SADTU is perpetuating ‘Bantu education’
Mmusi Maimane, DA National Spokesperson
23 March 2012
The South African Democratic Teachers’ Union (SADTU) and the ANC have accused Helen Zille of racism for speaking up for poor learners who are forced to flee from the Eastern Cape to other provinces in order to get a decent education.
This allegation is bizarre. How can fighting for the rights of poor, mainly black, children be racist?
The real tragedy here is the perpetuation of ‘Bantu education’ by a trade union that cares more about the rights of its members than the rights of children to receive the education denied to their mothers and fathers. It is the tragedy of poor learners, in desperate need of a decent education to escape from poverty, who have been failed by an uncaring Eastern Cape education department and by SADTU.
The truth is that the only thing holding us back from redressing apartheid’s legacy of unequal education is the SADTU-ANC alliance.
Consider the facts:
- The ANC-governed Eastern Cape has the lowest matric pass rate in the country (58.1%). The DA-governed Western Cape has the highest (82.9%).
- The Eastern Cape saw enrolment figures drop by 88 000 this year. The Western Cape saw an increase of 13 000.
- The Eastern Cape spent only 28%, less than a third, of its school infrastructure budget of R1.45 billion. The Western Cape recently built 30 new schools and 22 are in the pipeline.

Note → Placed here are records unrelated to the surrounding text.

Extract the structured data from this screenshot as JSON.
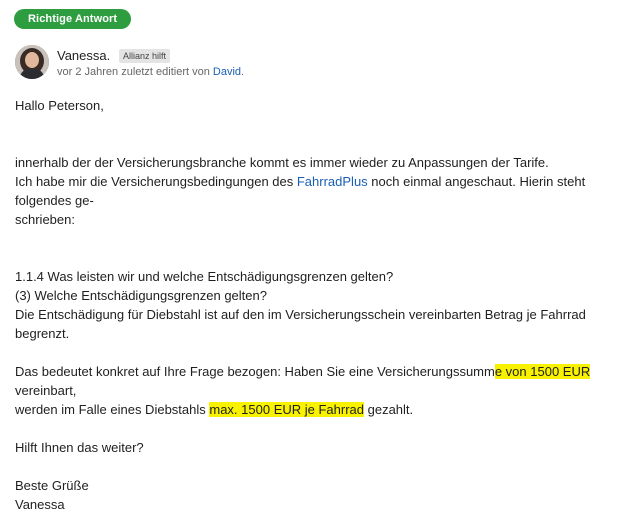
{
  "badge": {
    "label": "Richtige Antwort"
  },
  "author": {
    "name": "Vanessa.",
    "role": "Allianz hilft",
    "meta_prefix": "vor 2 Jahren zuletzt editiert von",
    "editor": "David",
    "meta_suffix": "."
  },
  "colors": {
    "badge": "#2e9d3f",
    "link": "#1a5fb4",
    "highlight": "#f8f200"
  },
  "post": {
    "greeting": "Hallo Peterson,",
    "p1_line1": "innerhalb der der Versicherungsbranche kommt es immer wieder zu Anpassungen der Tarife.",
    "p1_line2_a": "Ich habe mir die Versicherungsbedingungen des ",
    "p1_link": "FahrradPlus",
    "p1_line2_b": " noch einmal angeschaut. Hierin steht folgendes ge-",
    "p1_line3": "schrieben:",
    "q1": "1.1.4 Was leisten wir und welche Entschädigungsgrenzen gelten?",
    "q2": "(3) Welche Entschädigungsgrenzen gelten?",
    "q3": "Die Entschädigung für Diebstahl ist auf den im Versicherungsschein vereinbarten Betrag je Fahrrad begrenzt.",
    "c1_a": "Das bedeutet konkret auf Ihre Frage bezogen: Haben Sie eine Versicherungssumm",
    "c1_hl": "e von 1500 EUR",
    "c1_b": " vereinbart,",
    "c2_a": "werden im Falle eines Diebstahls ",
    "c2_hl": "max. 1500 EUR je Fahrrad",
    "c2_b": " gezahlt.",
    "question": "Hilft Ihnen das weiter?",
    "closing": "Beste Grüße",
    "signature": "Vanessa"
  }
}
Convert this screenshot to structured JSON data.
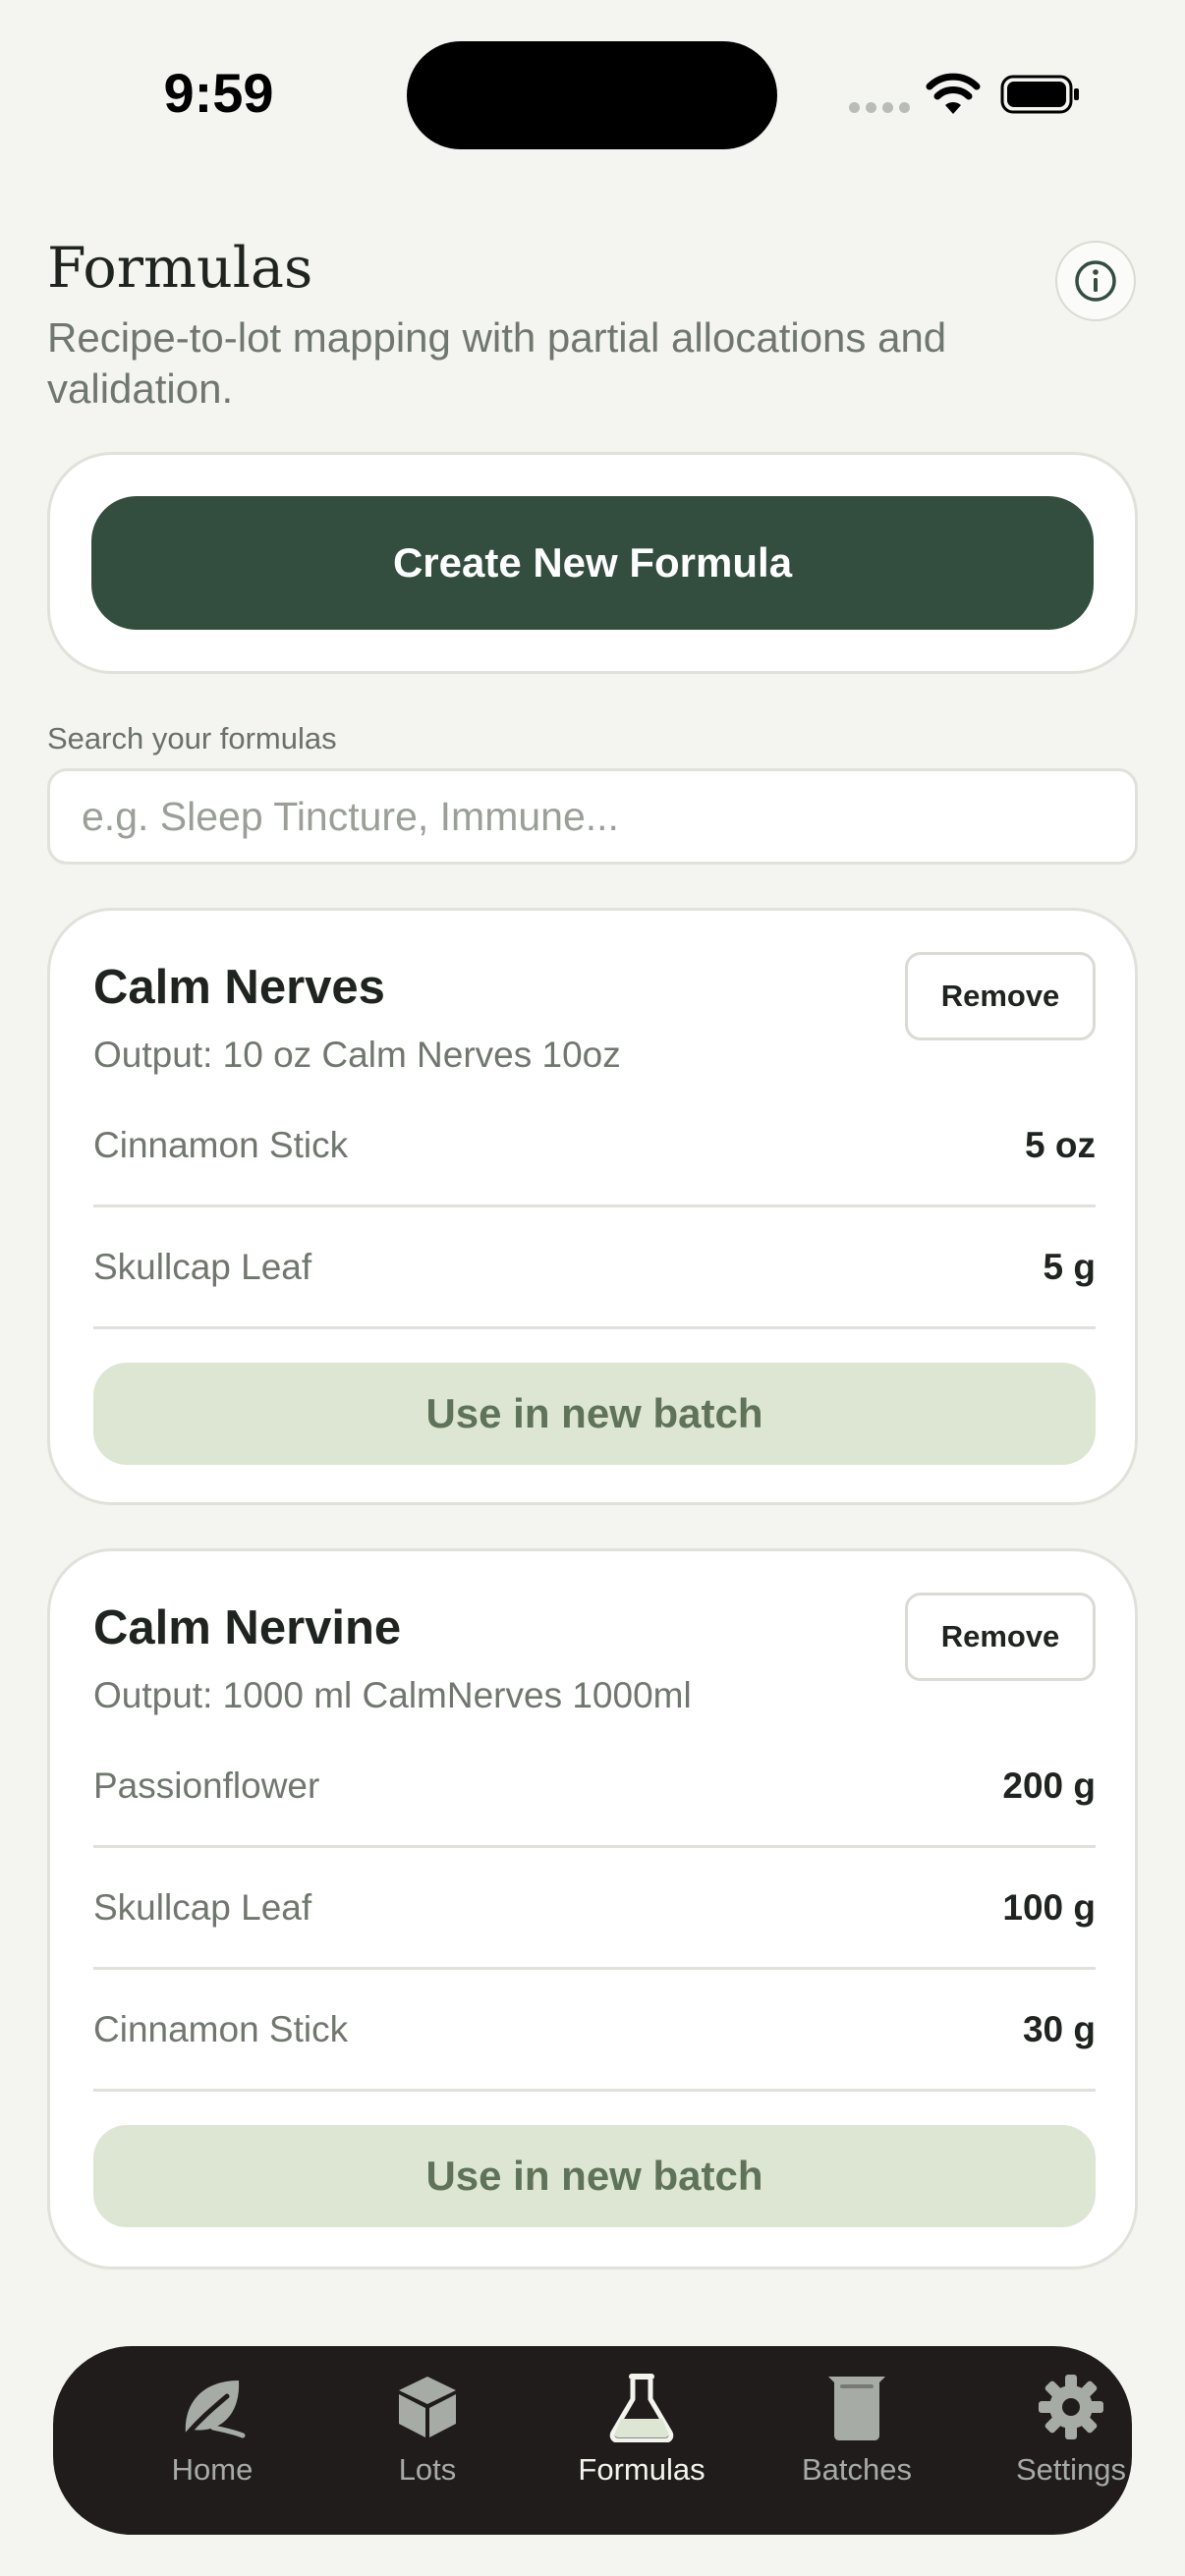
{
  "status_bar": {
    "time": "9:59"
  },
  "header": {
    "title": "Formulas",
    "subtitle": "Recipe-to-lot mapping with partial allocations and validation.",
    "info_icon": "info-icon"
  },
  "create": {
    "button_label": "Create New Formula"
  },
  "search": {
    "label": "Search your formulas",
    "placeholder": "e.g. Sleep Tincture, Immune...",
    "value": ""
  },
  "formulas": [
    {
      "name": "Calm Nerves",
      "output": "Output: 10 oz Calm Nerves 10oz",
      "remove_label": "Remove",
      "ingredients": [
        {
          "name": "Cinnamon Stick",
          "qty": "5 oz"
        },
        {
          "name": "Skullcap Leaf",
          "qty": "5 g"
        }
      ],
      "use_label": "Use in new batch"
    },
    {
      "name": "Calm Nervine",
      "output": "Output: 1000 ml CalmNerves 1000ml",
      "remove_label": "Remove",
      "ingredients": [
        {
          "name": "Passionflower",
          "qty": "200 g"
        },
        {
          "name": "Skullcap Leaf",
          "qty": "100 g"
        },
        {
          "name": "Cinnamon Stick",
          "qty": "30 g"
        }
      ],
      "use_label": "Use in new batch"
    }
  ],
  "tabs": [
    {
      "label": "Home",
      "icon": "leaf-icon",
      "active": false
    },
    {
      "label": "Lots",
      "icon": "box-icon",
      "active": false
    },
    {
      "label": "Formulas",
      "icon": "flask-icon",
      "active": true
    },
    {
      "label": "Batches",
      "icon": "beaker-icon",
      "active": false
    },
    {
      "label": "Settings",
      "icon": "gear-icon",
      "active": false
    }
  ],
  "colors": {
    "background": "#f4f4f0",
    "primary": "#334d3f",
    "secondary_button": "#dde6d2",
    "tab_bar": "#1f1c1b"
  }
}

- Half of the state schools in the Eastern Cape do not have textbooks. In the Western Cape, R466 million has been budgeted to ensure that every child has every textbook from grades 1-12.
- There has been a massive redistribution of resources in the Western Cape to the poorest public schools. This money is used for education and is not lost in corruption.
- The Imizamo Yethu Secondary School in Thembalethu in George improved its pass rate from 27% in 2010 to 82% in 2011.
- Last year the Centre of Science and Technology (COSAT) in Khayelitsha was ranked 9th best school in matric outcomes in the Western Cape. This is the first time ever that a township school has made the top ten.
When you compare the two provinces, it is little wonder that learners from the Eastern Cape are moving to the Western Cape in great numbers.
One of the greatest evils of apartheid was that it denied people freedom of movement. And equally evil was that it deliberately set out to undermine education for black South Africans. In a democratic South Africa, people are free to seek better opportunities for themselves and their families anywhere in the country, which is precisely what is happening.
The DA deplores the fact that education is becoming even worse than it was under apartheid in the Eastern Cape and in some other provinces where the ANC governs, thus aggravating one of the greatest crimes of our tragic past. The Western Cape government will continue improving the quality of education for all in the province. And we will do it despite the efforts of SADTU to stop us.
If anybody still believes that SADTU cares more about learners than it does about its members, then consider these two facts:
- SADTU was responsible for 42% of all working days lost due to strike action between 1994 and 2009.
- In 2012, the first school term in the Eastern Cape was disrupted for weeks by an illegal teachers’ strike led by SADTU. For the duration of the strike, tens of thousands of learners received little to no teaching at all.
While the DA is redressing apartheid-era inequalities in education, SADTU and the ANC are perpetuating them. Indeed, they are aggravating them. That is the real issue here. This certainly deserves a public outcry.
The ANC and its partners can make as much noise about the Premier’s choice of words as they like. The fact remains that learners from the Eastern Cape seek refuge wherever they can if they want a decent education. All the ANC’s rantings and red herrings won’t change the fact that millions of children are being denied a decent education in our country. And it certainly won’t stop the DA from doing what it can where it governs to give all our children the opportunities they deserve to succeed in life.
This issue is not just semantic, as SADTU and the ANC would have us believe. This is a very real human rights tragedy which we cannot allow to continue. That is the issue.